** Excerpted data follows **

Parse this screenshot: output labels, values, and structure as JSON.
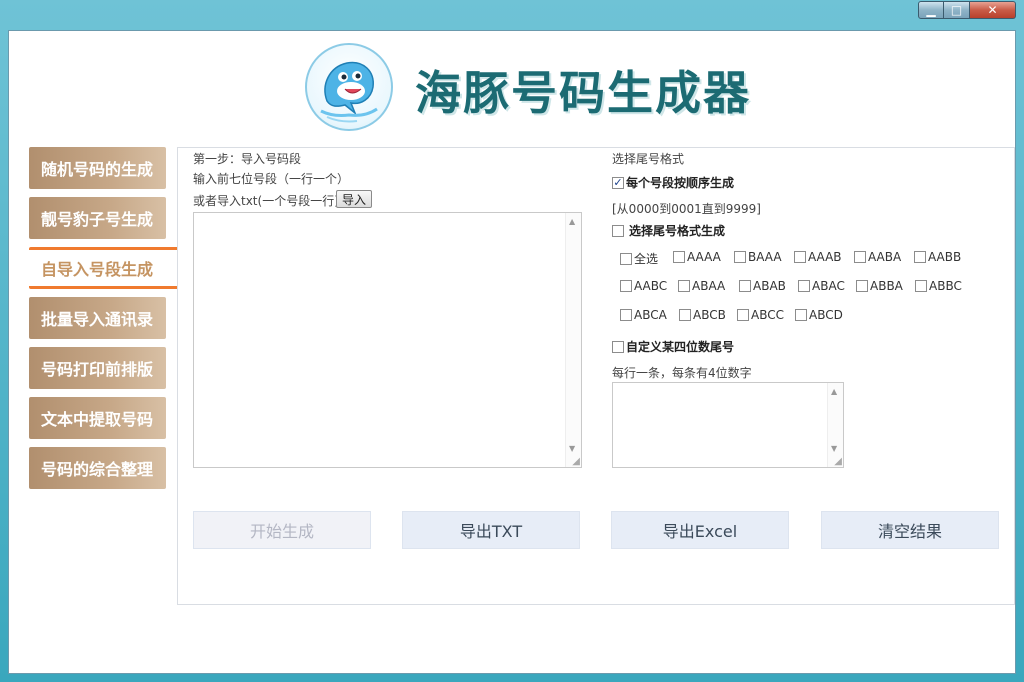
{
  "window": {
    "minimize_label": "▁",
    "maximize_label": "□",
    "close_label": "✕"
  },
  "header": {
    "app_title": "海豚号码生成器"
  },
  "sidebar": {
    "items": [
      {
        "label": "随机号码的生成"
      },
      {
        "label": "靓号豹子号生成"
      },
      {
        "label": "自导入号段生成"
      },
      {
        "label": "批量导入通讯录"
      },
      {
        "label": "号码打印前排版"
      },
      {
        "label": "文本中提取号码"
      },
      {
        "label": "号码的综合整理"
      }
    ]
  },
  "left": {
    "step_label": "第一步：导入号码段",
    "input_hint": "输入前七位号段（一行一个）",
    "import_hint": "或者导入txt(一个号段一行)",
    "import_button": "导入",
    "textarea_value": ""
  },
  "right": {
    "select_format_label": "选择尾号格式",
    "sequential_label": "每个号段按顺序生成",
    "sequential_checked": true,
    "range_note": "[从0000到0001直到9999]",
    "select_format_generate_label": "选择尾号格式生成",
    "formats_row1": [
      "全选",
      "AAAA",
      "BAAA",
      "AAAB",
      "AABA",
      "AABB"
    ],
    "formats_row2": [
      "AABC",
      "ABAA",
      "ABAB",
      "ABAC",
      "ABBA",
      "ABBC"
    ],
    "formats_row3": [
      "ABCA",
      "ABCB",
      "ABCC",
      "ABCD"
    ],
    "custom_label": "自定义某四位数尾号",
    "custom_hint": "每行一条，每条有4位数字",
    "custom_value": ""
  },
  "actions": {
    "start": "开始生成",
    "export_txt": "导出TXT",
    "export_excel": "导出Excel",
    "clear": "清空结果"
  },
  "colors": {
    "accent_orange": "#f07a2e",
    "nav_brown": "#b18f6e",
    "title_teal": "#1c6b73"
  }
}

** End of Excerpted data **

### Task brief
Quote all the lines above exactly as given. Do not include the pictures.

### Your response
Parse this screenshot: output labels, values, and structure as JSON.
{
  "window": {
    "minimize_label": "▁",
    "maximize_label": "□",
    "close_label": "✕"
  },
  "header": {
    "app_title": "海豚号码生成器"
  },
  "sidebar": {
    "items": [
      {
        "label": "随机号码的生成"
      },
      {
        "label": "靓号豹子号生成"
      },
      {
        "label": "自导入号段生成"
      },
      {
        "label": "批量导入通讯录"
      },
      {
        "label": "号码打印前排版"
      },
      {
        "label": "文本中提取号码"
      },
      {
        "label": "号码的综合整理"
      }
    ]
  },
  "left": {
    "step_label": "第一步：导入号码段",
    "input_hint": "输入前七位号段（一行一个）",
    "import_hint": "或者导入txt(一个号段一行)",
    "import_button": "导入",
    "textarea_value": ""
  },
  "right": {
    "select_format_label": "选择尾号格式",
    "sequential_label": "每个号段按顺序生成",
    "sequential_checked": true,
    "range_note": "[从0000到0001直到9999]",
    "select_format_generate_label": "选择尾号格式生成",
    "formats_row1": [
      "全选",
      "AAAA",
      "BAAA",
      "AAAB",
      "AABA",
      "AABB"
    ],
    "formats_row2": [
      "AABC",
      "ABAA",
      "ABAB",
      "ABAC",
      "ABBA",
      "ABBC"
    ],
    "formats_row3": [
      "ABCA",
      "ABCB",
      "ABCC",
      "ABCD"
    ],
    "custom_label": "自定义某四位数尾号",
    "custom_hint": "每行一条，每条有4位数字",
    "custom_value": ""
  },
  "actions": {
    "start": "开始生成",
    "export_txt": "导出TXT",
    "export_excel": "导出Excel",
    "clear": "清空结果"
  },
  "colors": {
    "accent_orange": "#f07a2e",
    "nav_brown": "#b18f6e",
    "title_teal": "#1c6b73"
  }
}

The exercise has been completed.